Google’s business description in a Global Data Report on the company dated 19 December 2013 (the “Report”) is summarised as follows;
“Google Inc. (Google) is a US-based global technology company. It provides products and services related to web search and advertising. The company’s sales network comprises more than 85 offices in more than 40 countries. Its sales efforts consist of both online and direct sales channels. Google’s offerings are broadly classified into four divisions, namely, Search; Advertising; Operating System and Platforms; and Enterprise.“
If Google Inc were a boxer it would be a heavy weight, and pound for pound probably the finest heavyweight of all time. If you think I exaggerate take a look at the Report. Google’s PE ratio is 32.96, return on equity is a whopping 14.97%, debt to equity ratio is 7.72%, operating profit margin is a very respectable 25.43%, these figures are based on Google’s share price as of 17 December 2013.
However the bulk of Google’s revenues come from advertising as a result of its almost total dominance of search technology and other search related activities. The company’s advertising service is divided into two categories, Google websites and Google Network Members’ websites. For the fiscal year ended 31, December 2012, the revenue generated from Google websites was $31,221m, Google Network Members’ Website generated $12,465m. How does a company with only one viable revenue stream perform so well? The answer lies in its ideas and innovative products but much more so in its strategy of acquisitions, mergers and strategic agreements from incorporation in 1998 to date.
From 1998 to 2014, Google has been involved in more than 60 deals some of which have been an absolute stroke of genius. To my mind the most brilliant, in order of brilliance are:
(i) The acquisition of YouTube, an online video-sharing site in 2006.
(ii) The acquisition of DoubleClick in 2008.
(iii) The acquisition of Urchin Software, a web analytics company in 2005.
(iv) Keyhole, a digital and satellite mapping company acquired in 2004.
(v) An agreement with eBay Inc in 2006 in which Google became the exclusive text-based advertising provider for eBay outside the United States. In addition, eBay and Google integrated and launched “click-to-call” advertising functionality that leveraged both Skype and Google Talk globally in each company’s respective shopping and search platforms.
(vi) Acquisition of AdMob in 2009, a mobile display adtechnology provider, to enhance its existing expertise and technology in mobile advertising.
(vii) In January 2011, Google acquired eBook Technologies Inc.
(viii) In May 2012, Google acquired Motorola Mobility Holdings, a manufacturer of telecommunications equipment.

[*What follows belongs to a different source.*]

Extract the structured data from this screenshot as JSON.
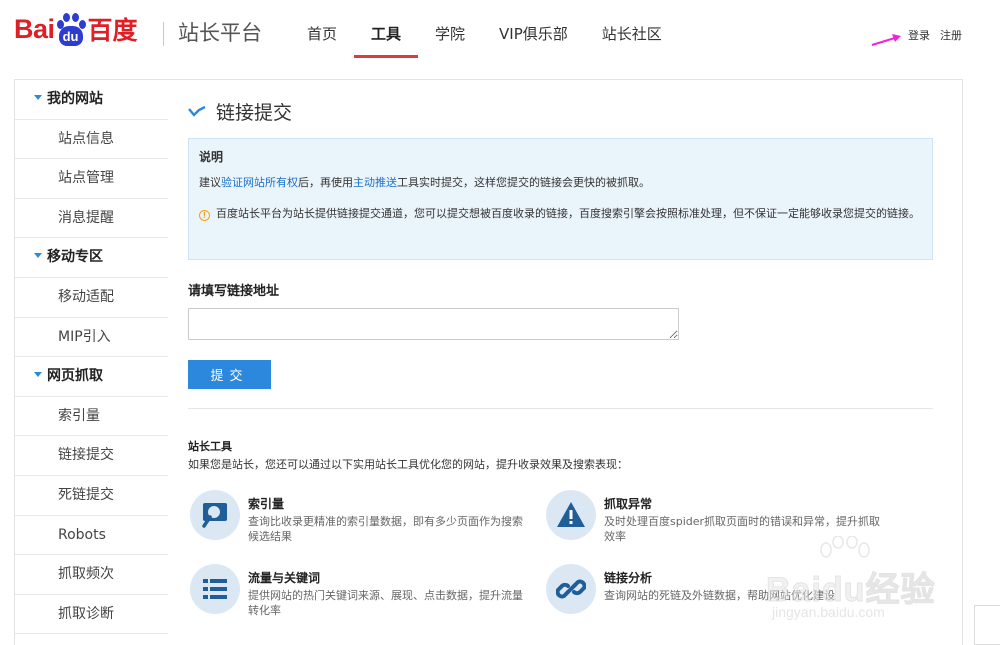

Acquiring a vast range of mobile related patents in the process.
(ix) In July 2013, Google acquired a portfolio of U.S. patents and patent applications from SR Tech Group LLC. The patent portfolio includes U.S. Patent No. 7,742,922, titled “Speech interface for search engines” and U.S. Patent No. 8,056,070, titled “System and method for modifying and updating a speech recognition program”.
(x) The acquisition of Nest in 2013.
The reason why these deals are brilliant is that with each deal Google has anticipated the direction in which technology and demand is headed and has got there first. Google could now be eyeing up the very profitable mobile hardware market for a long term play. There is not much that Google can’t do so the players in the mobile market shouldn’t get too comfortable.